• Aim of the exercise: Check every line below for the string "dims". Copy the ones that have it.

----

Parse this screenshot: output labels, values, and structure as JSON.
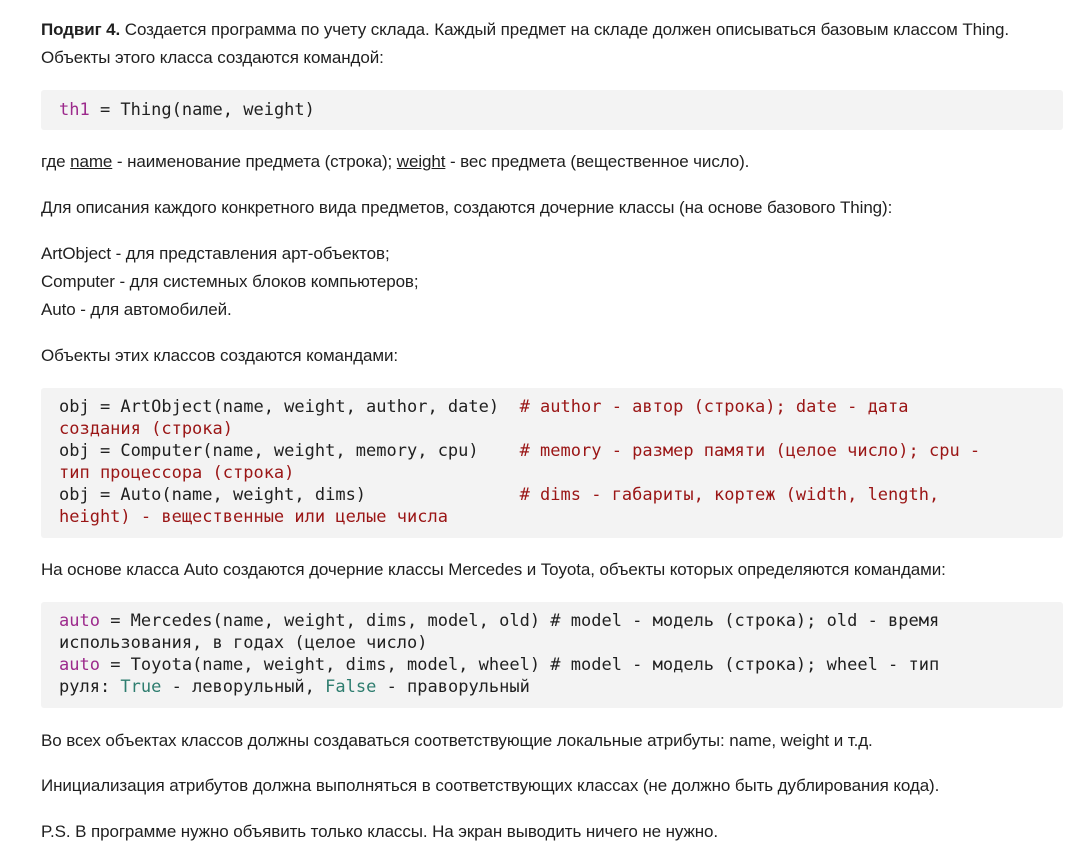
{
  "lead": {
    "title": "Подвиг 4.",
    "text": " Создается программа по учету склада. Каждый предмет на складе должен описываться базовым классом Thing. Объекты этого класса создаются командой:"
  },
  "code1": {
    "var": "th1",
    "rest": " = Thing(name, weight)"
  },
  "where": {
    "prefix": "где ",
    "name": "name",
    "mid": " - наименование предмета (строка); ",
    "weight": "weight",
    "suffix": " - вес предмета (вещественное число)."
  },
  "para_children": "Для описания каждого конкретного вида предметов, создаются дочерние классы (на основе базового Thing):",
  "list": [
    "ArtObject - для представления арт-объектов;",
    "Computer - для системных блоков компьютеров;",
    "Auto - для автомобилей."
  ],
  "para_objects": "Объекты этих классов создаются командами:",
  "code2": {
    "l1_code": "obj = ArtObject(name, weight, author, date)  ",
    "l1_comment": "# author - автор (строка); date - дата",
    "l2_comment": "создания (строка)",
    "l3_code": "obj = Computer(name, weight, memory, cpu)    ",
    "l3_comment": "# memory - размер памяти (целое число); cpu -",
    "l4_comment": "тип процессора (строка)",
    "l5_code": "obj = Auto(name, weight, dims)               ",
    "l5_comment": "# dims - габариты, кортеж (width, length,",
    "l6_comment": "height) - вещественные или целые числа"
  },
  "para_auto": "На основе класса Auto создаются дочерние классы Mercedes и Toyota, объекты которых определяются командами:",
  "code3": {
    "l1_var": "auto",
    "l1_rest": " = Mercedes(name, weight, dims, model, old) # model - модель (строка); old - время",
    "l2": "использования, в годах (целое число)",
    "l3_var": "auto",
    "l3_rest": " = Toyota(name, weight, dims, model, wheel) # model - модель (строка); wheel - тип",
    "l4_a": "руля: ",
    "l4_true": "True",
    "l4_b": " - леворульный, ",
    "l4_false": "False",
    "l4_c": " - праворульный"
  },
  "para_attrs": "Во всех объектах классов должны создаваться соответствующие локальные атрибуты: name, weight и т.д.",
  "para_init": "Инициализация атрибутов должна выполняться в соответствующих классах (не должно быть дублирования кода).",
  "para_ps": "P.S. В программе нужно объявить только классы. На экран выводить ничего не нужно.",
  "colors": {
    "code_bg": "#f3f3f3",
    "variable": "#9c2a8c",
    "comment": "#9a1515",
    "boolean": "#2e7d6f"
  }
}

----

• Solution for this task:
    "l5_code": "obj = Auto(name, weight, dims)               ",
    "l5_comment": "# dims - габариты, кортеж (width, length,",
    "l1_rest": " = Mercedes(name, weight, dims, model, old) # model - модель (строка); old - время",
    "l3_rest": " = Toyota(name, weight, dims, model, wheel) # model - модель (строка); wheel - тип",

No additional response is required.